In Germany, the elections for the next chancellor are taking a turn to favour the Greens at the expense of Angela Merkel’s Christian Democratic Union (CDU). Merkel, the current German chancellor with four consecutive terms since 2005, announced in October 2018 that she would not run for office after the end of her term in 2021. However, since the beginning of March 2021, the Green Party of Germany, the Bündnis 90/Die Grünen is growing in the polls, and presented Annalena Baerbock as a candidate for the chancellorship on April 20.
Since April 25, the CDU (Christian Democratic Union, or Christlich Demokratische Union Deutschlands) has been outpaced in the polls by the Green Party of Germany. Support for the party declined from 27% to 24% in one week, reaching a level not seen since March 2020, while support for the Green Party is at its highest level in two years.
These results, according to Ska Keller, German MEP and co-chair of the Greens and the European Free Alliance, demonstrate a need and desire among the German population for political change. “There is obviously a great need for political change and a desire for a party that is not absorbed in internal struggles, but has ideas and visions and plans beyond just thinking about the next elections,” said Keller to Global Green News. “We have a long history of working for the environment, social justice, rule of law, feminism and refugee rights and are ready to implement our agenda at the federal level.”
The rise of the German Green Party in the polls alongside Angela Merkel’s declining popularity also speaks more broadly to a desire for change in European politics. Political parties such as the Greens stand for issues like the environment, and social justice which are important for voters, especially to young voters in Europe.
“We see all over Europe that issues of climate, biodiversity and the environment in general are on the agenda in public debates,” Keller explained to Global Green News. “On these urgent issues, only the Greens have been fighting for climate justice for decades; this wave of change and our persistent involvement has helped us in terms of support in many countries.” With a dominant Green party in one of Europe’s biggest powers, the European political agenda would be fundamentally altered and could make way for the development of a truly green policy in Europe. As Ska pointed out, the German Green Party today hopes that a Green victory in the September elections could trigger a Green wave in Europe.
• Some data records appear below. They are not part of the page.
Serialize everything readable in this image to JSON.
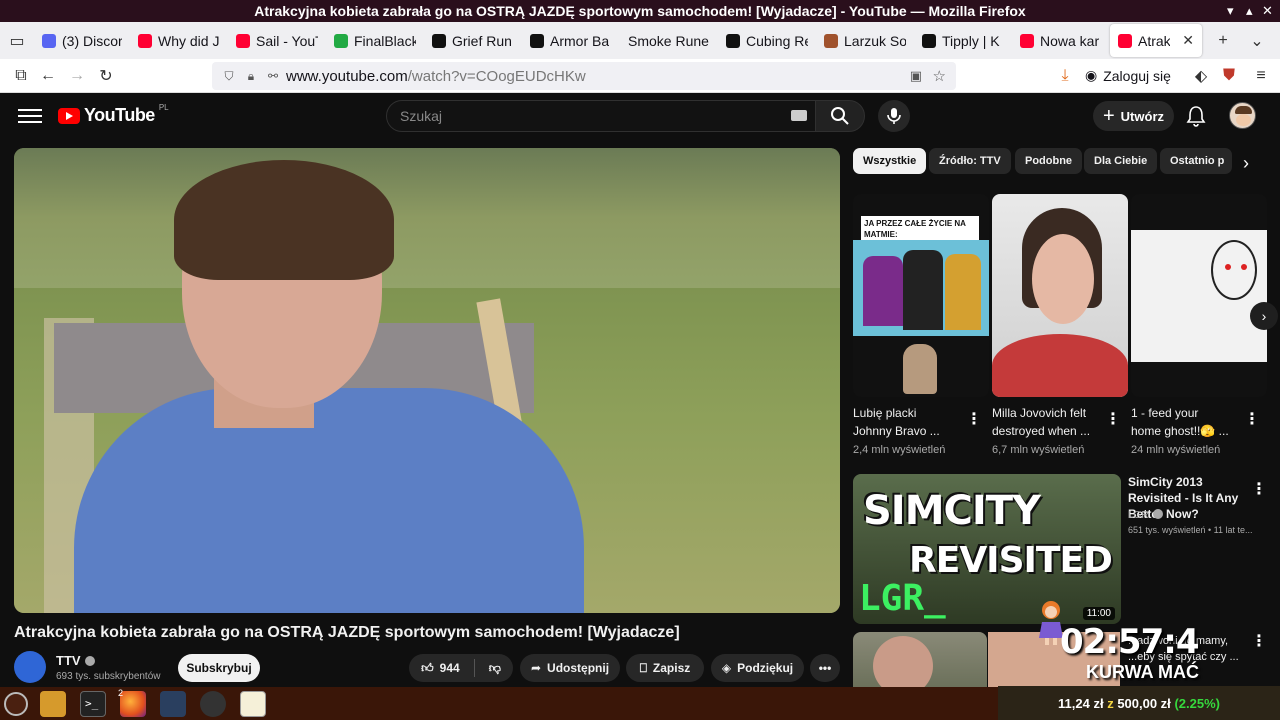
{
  "window": {
    "title": "Atrakcyjna kobieta zabrała go na OSTRĄ JAZDĘ sportowym samochodem! [Wyjadacze] - YouTube — Mozilla Firefox"
  },
  "tabs": [
    {
      "label": "(3) Discor",
      "color": "#5865f2"
    },
    {
      "label": "Why did J",
      "color": "#ff0033"
    },
    {
      "label": "Sail - YouT",
      "color": "#ff0033"
    },
    {
      "label": "FinalBlack",
      "color": "#22aa44"
    },
    {
      "label": "Grief Run",
      "color": "#111111"
    },
    {
      "label": "Armor Ba",
      "color": "#111111"
    },
    {
      "label": "Smoke Rune",
      "color": ""
    },
    {
      "label": "Cubing Re",
      "color": "#111111"
    },
    {
      "label": "Larzuk So",
      "color": "#a0522d"
    },
    {
      "label": "Tipply | K",
      "color": "#111111"
    },
    {
      "label": "Nowa kar",
      "color": "#ff0033"
    },
    {
      "label": "Atrakcyj",
      "color": "#ff0033"
    }
  ],
  "navbar": {
    "url_host": "www.youtube.com",
    "url_path": "/watch?v=COogEUDcHKw",
    "login_label": "Zaloguj się"
  },
  "youtube": {
    "logo_text": "YouTube",
    "region": "PL",
    "search_placeholder": "Szukaj",
    "create_label": "Utwórz"
  },
  "video": {
    "title": "Atrakcyjna kobieta zabrała go na OSTRĄ JAZDĘ sportowym samochodem! [Wyjadacze]",
    "channel": "TTV",
    "subscribers": "693 tys. subskrybentów",
    "subscribe_label": "Subskrybuj",
    "likes": "944",
    "share_label": "Udostępnij",
    "save_label": "Zapisz",
    "thanks_label": "Podziękuj"
  },
  "chips": [
    "Wszystkie",
    "Źródło: TTV",
    "Podobne",
    "Dla Ciebie",
    "Ostatnio p"
  ],
  "shorts": [
    {
      "title_line1": "Lubię placki",
      "title_line2": "Johnny Bravo ...",
      "views": "2,4 mln wyświetleń",
      "caption": "JA PRZEZ CAŁE ŻYCIE NA MATMIE:"
    },
    {
      "title_line1": "Milla Jovovich felt",
      "title_line2": "destroyed when ...",
      "views": "6,7 mln wyświetleń"
    },
    {
      "title_line1": "1 - feed your",
      "title_line2": "home ghost!!🫣 ...",
      "views": "24 mln wyświetleń"
    }
  ],
  "recommended": [
    {
      "title": "SimCity 2013 Revisited - Is It Any Better Now?",
      "channel": "LGR",
      "meta": "651 tys. wyświetleń • 11 lat te...",
      "duration": "11:00",
      "thumb_line1": "SIMCITY",
      "thumb_line2": "REVISITED",
      "thumb_line3": "LGR_"
    },
    {
      "title_fragment": "...adzwoni do mamy, ...eby się spytać czy ..."
    }
  ],
  "overlay": {
    "timer": "02:57:4",
    "subtitle": "KURWA MAĆ"
  },
  "taskbar": {
    "money_amount": "11,24 zł",
    "money_sep": "z",
    "money_goal": "500,00 zł",
    "money_pct": "(2.25%)",
    "badge": "2"
  }
}
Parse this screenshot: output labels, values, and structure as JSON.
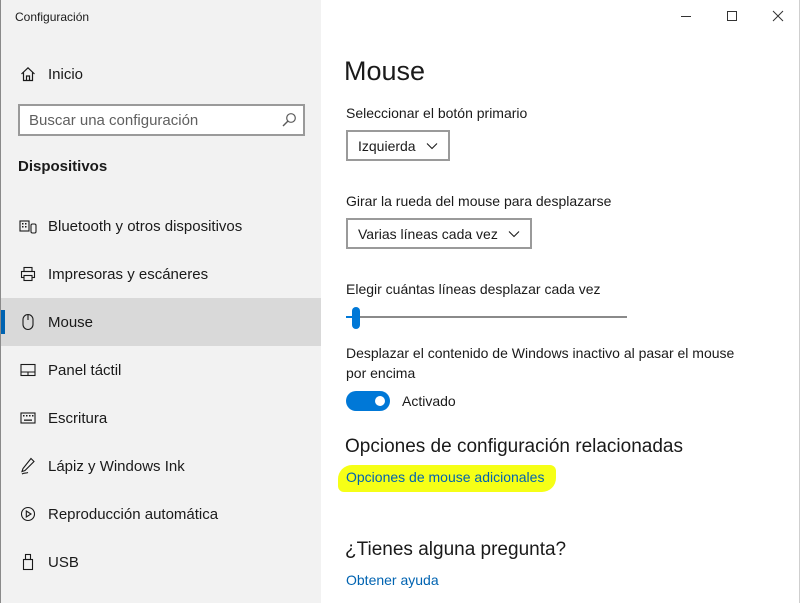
{
  "window": {
    "title": "Configuración",
    "controls": [
      "minimize",
      "maximize",
      "close"
    ]
  },
  "sidebar": {
    "home": {
      "label": "Inicio",
      "icon": "home-icon"
    },
    "search": {
      "placeholder": "Buscar una configuración",
      "value": "",
      "icon": "search-icon"
    },
    "section_title": "Dispositivos",
    "items": [
      {
        "label": "Bluetooth y otros dispositivos",
        "icon": "bluetooth-keyboard-icon",
        "selected": false
      },
      {
        "label": "Impresoras y escáneres",
        "icon": "printer-icon",
        "selected": false
      },
      {
        "label": "Mouse",
        "icon": "mouse-icon",
        "selected": true
      },
      {
        "label": "Panel táctil",
        "icon": "touchpad-icon",
        "selected": false
      },
      {
        "label": "Escritura",
        "icon": "keyboard-icon",
        "selected": false
      },
      {
        "label": "Lápiz y Windows Ink",
        "icon": "pen-icon",
        "selected": false
      },
      {
        "label": "Reproducción automática",
        "icon": "autoplay-icon",
        "selected": false
      },
      {
        "label": "USB",
        "icon": "usb-icon",
        "selected": false
      }
    ]
  },
  "main": {
    "title": "Mouse",
    "primary_button": {
      "label": "Seleccionar el botón primario",
      "selected": "Izquierda"
    },
    "wheel_scroll": {
      "label": "Girar la rueda del mouse para desplazarse",
      "selected": "Varias líneas cada vez"
    },
    "lines_to_scroll": {
      "label": "Elegir cuántas líneas desplazar cada vez",
      "min": 1,
      "max": 100,
      "value": 3
    },
    "inactive_scroll": {
      "label_line1": "Desplazar el contenido de Windows inactivo al pasar el mouse",
      "label_line2": "por encima",
      "on": true,
      "state_label": "Activado"
    },
    "related": {
      "heading": "Opciones de configuración relacionadas",
      "link": "Opciones de mouse adicionales",
      "highlight_color": "#f6ff16"
    },
    "question": {
      "heading": "¿Tienes alguna pregunta?",
      "link": "Obtener ayuda"
    }
  },
  "colors": {
    "accent": "#0078d7",
    "link": "#0063b1",
    "sidebar_bg": "#f2f2f2",
    "selected_bg": "#d9d9d9"
  }
}
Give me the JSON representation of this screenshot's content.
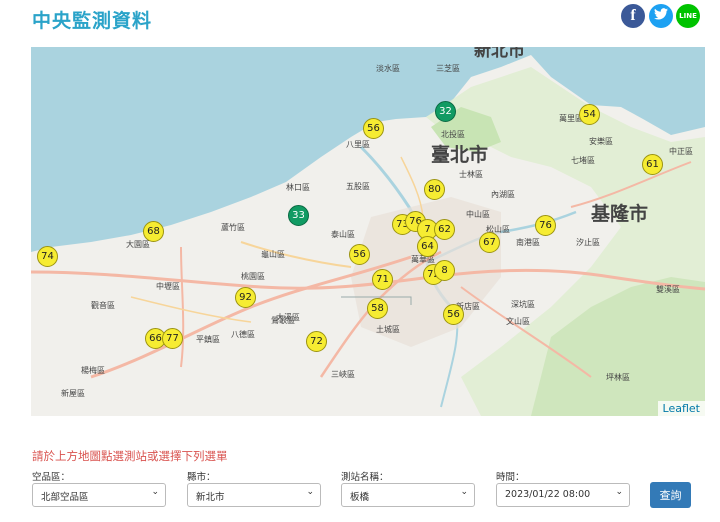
{
  "header": {
    "title": "中央監測資料"
  },
  "social": {
    "facebook": "f",
    "twitter": "t",
    "line": "LINE"
  },
  "map": {
    "attribution": "Leaflet",
    "city_labels": {
      "taipei": "臺北市",
      "newtaipei": "新北市",
      "keelung": "基隆市"
    },
    "districts": [
      "淡水區",
      "三芝區",
      "八里區",
      "北投區",
      "士林區",
      "五股區",
      "林口區",
      "蘆竹區",
      "桃園區",
      "龜山區",
      "中山區",
      "松山區",
      "內湖區",
      "南港區",
      "汐止區",
      "七堵區",
      "安樂區",
      "萬里區",
      "中正區",
      "土城區",
      "三峽區",
      "鶯歌區",
      "八德區",
      "新屋區",
      "楊梅區",
      "大園區",
      "觀音區",
      "深坑區",
      "文山區",
      "坪林區",
      "雙溪區",
      "萬華區",
      "泰山區",
      "新店區",
      "大溪區",
      "平鎮區",
      "中壢區"
    ],
    "markers": [
      {
        "value": "32",
        "level": "green"
      },
      {
        "value": "54",
        "level": "yellow"
      },
      {
        "value": "56",
        "level": "yellow"
      },
      {
        "value": "61",
        "level": "yellow"
      },
      {
        "value": "80",
        "level": "yellow"
      },
      {
        "value": "33",
        "level": "green"
      },
      {
        "value": "76",
        "level": "yellow"
      },
      {
        "value": "68",
        "level": "yellow"
      },
      {
        "value": "73",
        "level": "yellow"
      },
      {
        "value": "76",
        "level": "yellow"
      },
      {
        "value": "7",
        "level": "yellow"
      },
      {
        "value": "62",
        "level": "yellow"
      },
      {
        "value": "64",
        "level": "yellow"
      },
      {
        "value": "67",
        "level": "yellow"
      },
      {
        "value": "74",
        "level": "yellow"
      },
      {
        "value": "56",
        "level": "yellow"
      },
      {
        "value": "71",
        "level": "yellow"
      },
      {
        "value": "72",
        "level": "yellow"
      },
      {
        "value": "8",
        "level": "yellow"
      },
      {
        "value": "92",
        "level": "yellow"
      },
      {
        "value": "58",
        "level": "yellow"
      },
      {
        "value": "56",
        "level": "yellow"
      },
      {
        "value": "66",
        "level": "yellow"
      },
      {
        "value": "77",
        "level": "yellow"
      },
      {
        "value": "72",
        "level": "yellow"
      }
    ]
  },
  "form": {
    "hint": "請於上方地圖點選測站或選擇下列選單",
    "air_zone": {
      "label": "空品區：",
      "value": "北部空品區"
    },
    "county": {
      "label": "縣市：",
      "value": "新北市"
    },
    "station": {
      "label": "測站名稱：",
      "value": "板橋"
    },
    "time": {
      "label": "時間：",
      "value": "2023/01/22 08:00"
    },
    "submit_label": "查詢"
  },
  "colors": {
    "title": "#2aa3c9",
    "good": "#119b63",
    "moderate": "#f6ec32",
    "hint": "#d9534f",
    "button": "#337ab7"
  }
}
The September 2021 elections in Germany will thus have not only national significance in the German territory, but also more broadly at the European level. However, despite the current polls, the biggest task is still ahead for the German Greens. In previous years, Germans were not necessarily consistent in their voting. Pollster Stephan Merz, director of Infratest Dimap, told the Guardian that German voters tend to value continuity above all else. “The question is whether the Greens can maintain their momentum once the majority of the country has been inoculated, the stores reopen and people can go on vacation again,” pollster Merz told the Guardian. “If the national debate shifts to the economy at that point, the CDU could regain lost ground.”
Keller told Global Green News that despite the current poll numbers, the Greens’ goal remains the same. “Ultimately, our goal is to get as many votes as possible in September and govern with those who want to support our green agenda. We will continue to campaign throughout the year and want to win this election. “